EXERCISE OBJECTIVE → Go through the following listing and count each line that contains the string "Egypt"; the answer is that number alone.

▬▬▬▬▬▬▬▬▬▬

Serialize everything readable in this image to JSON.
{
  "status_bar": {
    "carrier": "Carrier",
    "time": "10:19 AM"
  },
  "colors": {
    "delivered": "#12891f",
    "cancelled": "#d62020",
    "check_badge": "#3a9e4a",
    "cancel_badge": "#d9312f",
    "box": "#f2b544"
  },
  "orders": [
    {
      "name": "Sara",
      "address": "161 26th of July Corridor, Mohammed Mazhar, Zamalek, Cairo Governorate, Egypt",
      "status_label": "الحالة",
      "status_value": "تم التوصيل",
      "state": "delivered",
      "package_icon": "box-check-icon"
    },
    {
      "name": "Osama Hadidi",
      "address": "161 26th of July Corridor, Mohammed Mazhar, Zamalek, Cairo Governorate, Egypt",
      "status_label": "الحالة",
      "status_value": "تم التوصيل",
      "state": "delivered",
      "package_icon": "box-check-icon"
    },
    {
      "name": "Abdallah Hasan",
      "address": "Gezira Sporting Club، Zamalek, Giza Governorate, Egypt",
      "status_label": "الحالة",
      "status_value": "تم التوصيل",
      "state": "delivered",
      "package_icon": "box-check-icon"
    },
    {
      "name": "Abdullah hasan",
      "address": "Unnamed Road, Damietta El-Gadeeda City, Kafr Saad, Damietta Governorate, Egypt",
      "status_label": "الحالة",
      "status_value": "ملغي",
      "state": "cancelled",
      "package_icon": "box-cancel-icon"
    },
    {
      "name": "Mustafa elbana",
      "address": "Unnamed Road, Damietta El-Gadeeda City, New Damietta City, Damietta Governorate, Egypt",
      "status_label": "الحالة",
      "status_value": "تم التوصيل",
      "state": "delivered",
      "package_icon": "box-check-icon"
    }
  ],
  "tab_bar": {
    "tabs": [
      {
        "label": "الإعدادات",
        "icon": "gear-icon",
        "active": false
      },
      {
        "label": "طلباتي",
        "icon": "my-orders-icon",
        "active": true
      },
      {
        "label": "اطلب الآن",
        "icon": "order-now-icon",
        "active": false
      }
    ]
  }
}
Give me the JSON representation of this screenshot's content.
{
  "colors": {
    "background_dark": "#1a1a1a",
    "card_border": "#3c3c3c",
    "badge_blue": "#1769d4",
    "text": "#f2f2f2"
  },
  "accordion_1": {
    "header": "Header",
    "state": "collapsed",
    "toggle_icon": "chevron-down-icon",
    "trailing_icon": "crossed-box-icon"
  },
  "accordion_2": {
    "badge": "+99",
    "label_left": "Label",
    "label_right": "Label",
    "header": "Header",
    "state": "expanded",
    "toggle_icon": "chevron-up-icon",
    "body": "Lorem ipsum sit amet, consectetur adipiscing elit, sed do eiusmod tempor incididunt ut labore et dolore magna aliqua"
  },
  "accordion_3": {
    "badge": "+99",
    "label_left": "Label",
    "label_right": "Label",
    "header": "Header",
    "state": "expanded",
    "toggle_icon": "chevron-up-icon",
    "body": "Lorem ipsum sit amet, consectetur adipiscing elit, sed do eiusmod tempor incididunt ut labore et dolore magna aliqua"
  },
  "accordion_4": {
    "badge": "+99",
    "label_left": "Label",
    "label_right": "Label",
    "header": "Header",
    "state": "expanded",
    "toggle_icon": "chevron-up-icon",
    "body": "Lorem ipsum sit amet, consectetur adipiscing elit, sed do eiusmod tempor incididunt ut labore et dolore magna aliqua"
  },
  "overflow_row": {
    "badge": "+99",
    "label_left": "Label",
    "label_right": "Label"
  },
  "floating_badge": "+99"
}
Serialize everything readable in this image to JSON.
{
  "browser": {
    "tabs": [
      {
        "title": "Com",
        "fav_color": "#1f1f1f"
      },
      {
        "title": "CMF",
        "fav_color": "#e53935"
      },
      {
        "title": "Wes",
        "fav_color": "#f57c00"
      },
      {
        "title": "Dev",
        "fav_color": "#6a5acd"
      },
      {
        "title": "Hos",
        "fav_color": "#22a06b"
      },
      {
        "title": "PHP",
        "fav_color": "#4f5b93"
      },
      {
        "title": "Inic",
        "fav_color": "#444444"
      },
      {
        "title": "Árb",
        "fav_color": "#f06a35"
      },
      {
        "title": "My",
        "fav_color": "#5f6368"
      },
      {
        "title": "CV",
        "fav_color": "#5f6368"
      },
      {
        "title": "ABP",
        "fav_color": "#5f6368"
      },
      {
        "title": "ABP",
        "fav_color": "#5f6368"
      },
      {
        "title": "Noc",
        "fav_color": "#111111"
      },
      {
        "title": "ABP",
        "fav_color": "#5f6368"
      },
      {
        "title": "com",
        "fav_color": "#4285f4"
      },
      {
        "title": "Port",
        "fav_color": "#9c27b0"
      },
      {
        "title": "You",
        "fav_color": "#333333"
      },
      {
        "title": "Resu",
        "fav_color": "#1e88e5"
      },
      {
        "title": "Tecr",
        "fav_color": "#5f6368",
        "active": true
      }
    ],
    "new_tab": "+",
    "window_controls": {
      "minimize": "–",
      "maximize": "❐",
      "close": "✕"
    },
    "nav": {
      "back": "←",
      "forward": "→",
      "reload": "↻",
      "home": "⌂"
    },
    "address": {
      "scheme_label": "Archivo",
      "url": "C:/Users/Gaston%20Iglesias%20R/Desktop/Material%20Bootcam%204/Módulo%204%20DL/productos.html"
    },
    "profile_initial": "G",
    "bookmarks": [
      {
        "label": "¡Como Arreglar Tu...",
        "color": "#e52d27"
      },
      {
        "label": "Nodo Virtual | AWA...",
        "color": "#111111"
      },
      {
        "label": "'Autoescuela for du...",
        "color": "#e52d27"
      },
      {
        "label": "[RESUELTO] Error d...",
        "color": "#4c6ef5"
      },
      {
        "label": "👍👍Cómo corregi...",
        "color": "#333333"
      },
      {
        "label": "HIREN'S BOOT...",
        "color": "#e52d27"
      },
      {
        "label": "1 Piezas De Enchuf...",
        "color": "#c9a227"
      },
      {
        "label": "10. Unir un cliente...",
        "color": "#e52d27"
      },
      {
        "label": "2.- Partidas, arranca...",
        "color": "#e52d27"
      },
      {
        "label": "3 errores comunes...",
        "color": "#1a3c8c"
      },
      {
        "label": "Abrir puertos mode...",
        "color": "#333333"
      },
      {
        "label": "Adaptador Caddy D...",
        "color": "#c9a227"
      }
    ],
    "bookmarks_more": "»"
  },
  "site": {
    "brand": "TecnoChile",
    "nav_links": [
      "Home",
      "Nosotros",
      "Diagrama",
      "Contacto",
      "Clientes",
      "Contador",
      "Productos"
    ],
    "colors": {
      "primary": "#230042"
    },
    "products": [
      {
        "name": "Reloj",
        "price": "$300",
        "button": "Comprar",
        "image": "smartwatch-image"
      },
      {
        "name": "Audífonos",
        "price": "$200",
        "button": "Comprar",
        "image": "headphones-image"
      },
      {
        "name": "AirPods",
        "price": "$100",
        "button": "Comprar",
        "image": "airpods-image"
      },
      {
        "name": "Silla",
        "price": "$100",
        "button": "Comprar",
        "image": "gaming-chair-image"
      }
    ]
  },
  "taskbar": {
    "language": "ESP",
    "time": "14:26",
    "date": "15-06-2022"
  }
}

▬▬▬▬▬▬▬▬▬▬

ANSWER TO THIS TASK → 5